Miscellaneous rbi

  1. RBI Introduces New Instrument for Start-ups


RBI vide its notification dated 10 January, 2017 (“Notification”) has made certain amendments to Foreign Exchange Management (Transfer of Issue of Security by a Person Resident Outside India) Regulations, 2000 (“TISPRO Regulations”).  The Notification is a move in furtherance to Government’s Start-up India initiative as it introduces a new instrument in case of start-ups. Following are the noteworthy points of the Notification:

  • This instrument is initially treated as debt, which is repayable at the option of the holder, or which is convertible into such number of equity shares of such startup company, within a period not exceeding five years from the date of issue of the CN, upon occurrence of specified events as per the other terms and conditions agreed to and indicated in the instrument.
  • A person resident outside India may purchase CNs issued by an Indian startup company for an amount of twenty five lakh rupees or more in a single tranche.
  • A startup company engaged in a sector where foreign investment requires Government approval may issue CNs to a non-resident only with approval of the Government.
  • NRIs may acquire convertible notes on non-repatriation basis in accordance with Schedule 4 of the TISPRO Regulations.
  • A person resident outside India may acquire or transfer, by way of sale, convertible notes, from or to, a person resident in or outside India, in accordance with the pricing guidelines as prescribed by RBI.
  • Reporting requirement to be complied with as prescribed by RBI.

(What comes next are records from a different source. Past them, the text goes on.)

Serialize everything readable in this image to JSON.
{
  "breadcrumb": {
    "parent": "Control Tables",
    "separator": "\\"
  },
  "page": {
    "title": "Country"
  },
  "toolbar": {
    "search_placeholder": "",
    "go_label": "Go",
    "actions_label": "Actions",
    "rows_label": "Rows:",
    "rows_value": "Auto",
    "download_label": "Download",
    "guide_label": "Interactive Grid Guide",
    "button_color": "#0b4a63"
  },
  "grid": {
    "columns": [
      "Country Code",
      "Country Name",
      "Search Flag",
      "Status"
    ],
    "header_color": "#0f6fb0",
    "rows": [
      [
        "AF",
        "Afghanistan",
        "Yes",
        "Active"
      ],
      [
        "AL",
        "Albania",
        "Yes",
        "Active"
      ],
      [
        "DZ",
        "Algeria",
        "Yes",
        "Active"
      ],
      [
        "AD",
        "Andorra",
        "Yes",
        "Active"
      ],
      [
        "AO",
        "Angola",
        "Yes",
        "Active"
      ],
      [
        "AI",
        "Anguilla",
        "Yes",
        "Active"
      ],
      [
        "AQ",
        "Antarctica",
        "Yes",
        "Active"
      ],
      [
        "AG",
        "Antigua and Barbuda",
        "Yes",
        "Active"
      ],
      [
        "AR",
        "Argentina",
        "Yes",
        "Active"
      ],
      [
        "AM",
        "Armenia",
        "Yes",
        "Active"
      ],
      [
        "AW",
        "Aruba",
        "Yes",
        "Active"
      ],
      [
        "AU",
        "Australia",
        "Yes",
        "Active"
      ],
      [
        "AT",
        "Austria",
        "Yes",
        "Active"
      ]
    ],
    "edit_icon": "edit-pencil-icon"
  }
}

  1. Ordinance Giving RBI Power to Tackle Bad Debt


The Ministry of Law and Justice vide ordinance dated May 04, 2017 inserted Section 35AA and 35AB in Banking Regulation Act, 1949 giving wide-ranging legislative powers to the Reserve Bank of India (RBI) to issue directions to Banking Companies to initiate insolvency proceedings for the default or recovery of bad loans and also empowered RBI to issue directions to banks for resolution of stressed assets respectively. Subsequently, the Central Government vide an Order dated May 5, 2017 by the Ministry of Finance re-affirmed these powers and authorized RBI to issue such directions to any banking company(s) which may be considered necessary to initiate insolvency resolution process in respect of a default, under the provisions of the Insolvency and Bankruptcy Code, 2016.

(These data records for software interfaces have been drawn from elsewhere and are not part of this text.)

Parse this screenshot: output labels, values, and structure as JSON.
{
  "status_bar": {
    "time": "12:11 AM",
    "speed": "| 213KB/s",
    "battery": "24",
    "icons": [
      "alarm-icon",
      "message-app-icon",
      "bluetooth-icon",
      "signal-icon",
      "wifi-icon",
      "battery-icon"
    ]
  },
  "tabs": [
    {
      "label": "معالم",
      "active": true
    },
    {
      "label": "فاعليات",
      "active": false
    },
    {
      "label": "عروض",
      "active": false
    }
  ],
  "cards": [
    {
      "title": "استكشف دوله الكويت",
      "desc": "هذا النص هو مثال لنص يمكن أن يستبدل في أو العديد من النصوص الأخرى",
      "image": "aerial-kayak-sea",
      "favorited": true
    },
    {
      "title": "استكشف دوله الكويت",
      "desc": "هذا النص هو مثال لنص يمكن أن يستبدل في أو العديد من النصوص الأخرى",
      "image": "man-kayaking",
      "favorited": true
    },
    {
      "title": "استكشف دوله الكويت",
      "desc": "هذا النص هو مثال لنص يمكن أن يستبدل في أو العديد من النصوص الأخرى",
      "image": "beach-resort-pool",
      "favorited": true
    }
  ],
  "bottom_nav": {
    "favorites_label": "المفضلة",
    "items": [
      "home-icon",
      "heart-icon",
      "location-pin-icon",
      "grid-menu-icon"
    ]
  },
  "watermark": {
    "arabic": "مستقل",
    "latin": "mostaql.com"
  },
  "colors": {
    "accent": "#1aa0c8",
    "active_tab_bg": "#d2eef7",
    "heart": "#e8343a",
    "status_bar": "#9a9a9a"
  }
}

  1. RBI empowered to initiate insolvency proceedings under IBC


RBI vide its press release dated 13.6.2017 had decided to initiate insolvency proceedings against the companies which have outstanding debt with more than 60% Non-Performing Assets (“NPAs”) for more than a year beyond Rs. 5,000 Crores including Essar. This decision of RBI was challenged before the Gujarat High Court by Essar.

The Hon’ble Gujarat High Court in its order dated July 17, 017, rejected Essar’s primary contention that the criteria chosen by RBI to refer the case of Essar to the NCLT under the Insolvency and Bankruptcy Code 2016 (“IB Code”) is unfair and unjust. It ruled that there is no classification but only the time schedule given by RBI for initiation of insolvency petitions. For companies whose debt is more than Rs. 5,000 Crores insolvency proceedings need to be initiated at the earliest and for rest of the companies, if resolution plan could not be finalised within six months, then, insolvency proceedings should be initiated.  It was also held that under Section 35AA of the Banking Regulation Act, RBI is empowered to issue directions to the banks in order to tackle the growing problems of NPAs in the country. Furthermore, it was held that the insolvency proceedings can be initiated by the banks irrespective of the directions of RBI as it is solely upon the lenders to choose the method by which they wish to proceed against the loan defaulters.

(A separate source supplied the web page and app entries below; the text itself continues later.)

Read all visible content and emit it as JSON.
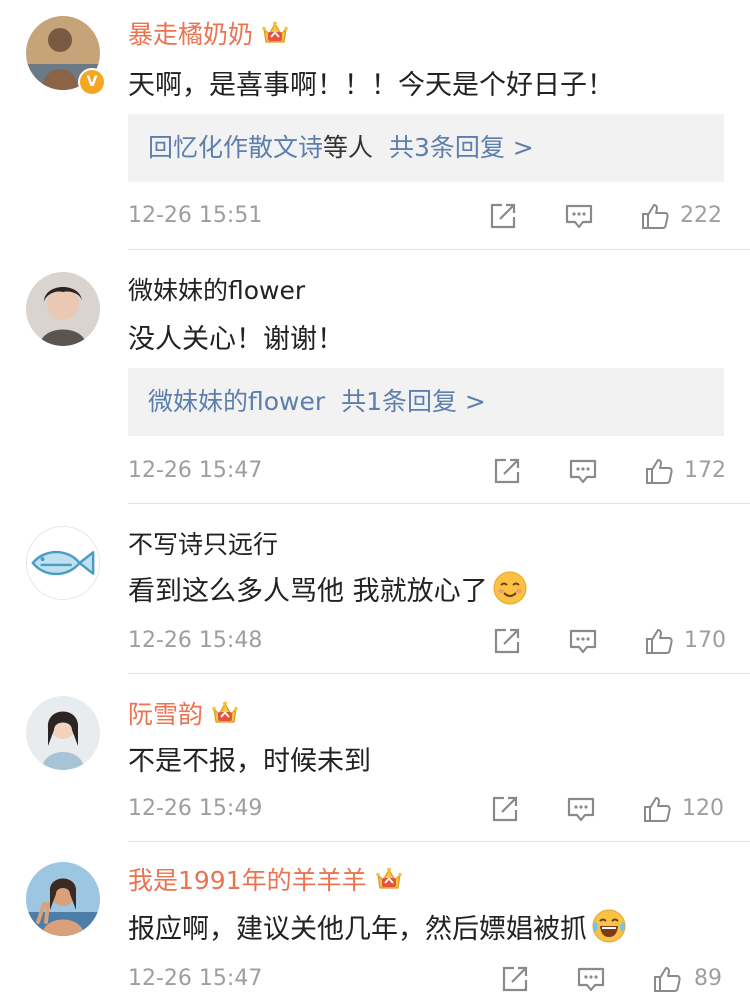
{
  "comments": [
    {
      "username": "暴走橘奶奶",
      "vip": true,
      "verified": true,
      "content": "天啊，是喜事啊！！！今天是个好日子！",
      "reply": {
        "names": "回忆化作散文诗",
        "middle": "等人",
        "link": "共3条回复 >"
      },
      "time": "12-26 15:51",
      "likes": "222",
      "avatar_icon": "man-portrait"
    },
    {
      "username": "微妹妹的flower",
      "vip": false,
      "content": "没人关心！谢谢！",
      "reply": {
        "names": "微妹妹的flower",
        "link": "共1条回复 >"
      },
      "time": "12-26 15:47",
      "likes": "172",
      "avatar_icon": "girl-portrait"
    },
    {
      "username": "不写诗只远行",
      "vip": false,
      "content": "看到这么多人骂他 我就放心了",
      "emoji": "smile-emoji",
      "time": "12-26 15:48",
      "likes": "170",
      "avatar_icon": "fish-avatar"
    },
    {
      "username": "阮雪韵",
      "vip": true,
      "content": "不是不报，时候未到",
      "time": "12-26 15:49",
      "likes": "120",
      "avatar_icon": "woman-portrait"
    },
    {
      "username": "我是1991年的羊羊羊",
      "vip": true,
      "content": "报应啊，建议关他几年，然后嫖娼被抓",
      "emoji": "laugh-tears-emoji",
      "time": "12-26 15:47",
      "likes": "89",
      "avatar_icon": "woman-peace-sign"
    }
  ],
  "colors": {
    "vip_name": "#eb7350",
    "link": "#5d7fae",
    "meta": "#9e9e9e",
    "reply_bg": "#f2f2f2"
  }
}
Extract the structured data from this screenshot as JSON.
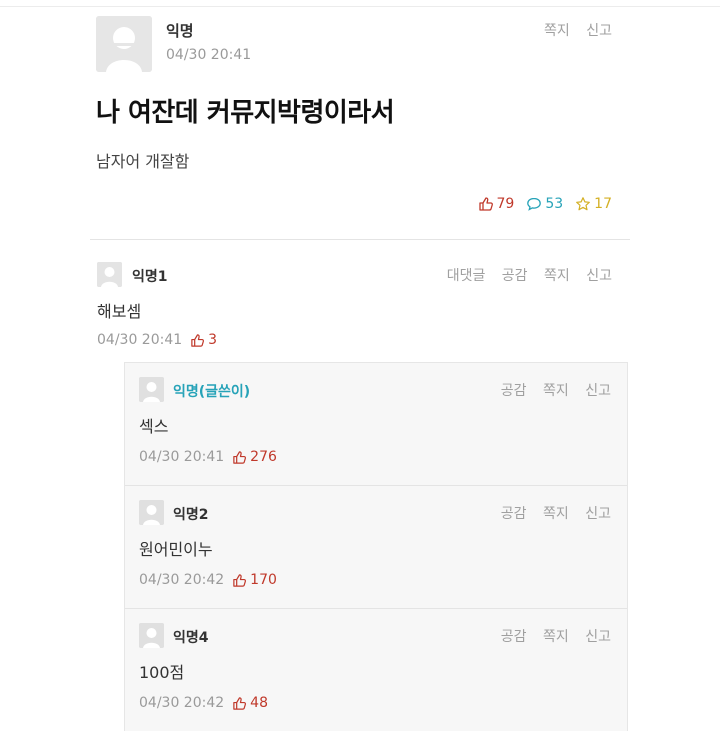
{
  "post": {
    "author": "익명",
    "date": "04/30 20:41",
    "actions": [
      "쪽지",
      "신고"
    ],
    "title": "나 여잔데 커뮤지박령이라서",
    "body": "남자어 개잘함",
    "stats": {
      "likes": "79",
      "comments": "53",
      "scraps": "17"
    }
  },
  "comment": {
    "author": "익명1",
    "actions": [
      "대댓글",
      "공감",
      "쪽지",
      "신고"
    ],
    "text": "해보셈",
    "date": "04/30 20:41",
    "votes": "3"
  },
  "replies": [
    {
      "author": "익명(글쓴이)",
      "actions": [
        "공감",
        "쪽지",
        "신고"
      ],
      "text": "섹스",
      "date": "04/30 20:41",
      "votes": "276"
    },
    {
      "author": "익명2",
      "actions": [
        "공감",
        "쪽지",
        "신고"
      ],
      "text": "원어민이누",
      "date": "04/30 20:42",
      "votes": "170"
    },
    {
      "author": "익명4",
      "actions": [
        "공감",
        "쪽지",
        "신고"
      ],
      "text": "100점",
      "date": "04/30 20:42",
      "votes": "48"
    }
  ],
  "colors": {
    "like": "#c0392b",
    "comment": "#27a3b8",
    "scrap": "#d4b024",
    "op_author": "#27a3b8"
  },
  "icons": {
    "like": "thumbs-up-icon",
    "comment": "speech-bubble-icon",
    "scrap": "star-icon",
    "avatar": "default-profile-avatar"
  }
}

Besides, the court did not go into the merits of the other contentions of Essar including the appointment of Insolvency Resolution Professional and the issue of its ongoing debt restructuring plan which is still in process and which was not taken into consideration before the initiation of the insolvency proceedings against Essar. The Court noted that the substantial issues related to the insolvency proceedings should be decided by the appropriate forum under the IB Code, i.e. the NCLT.




Leave a Reply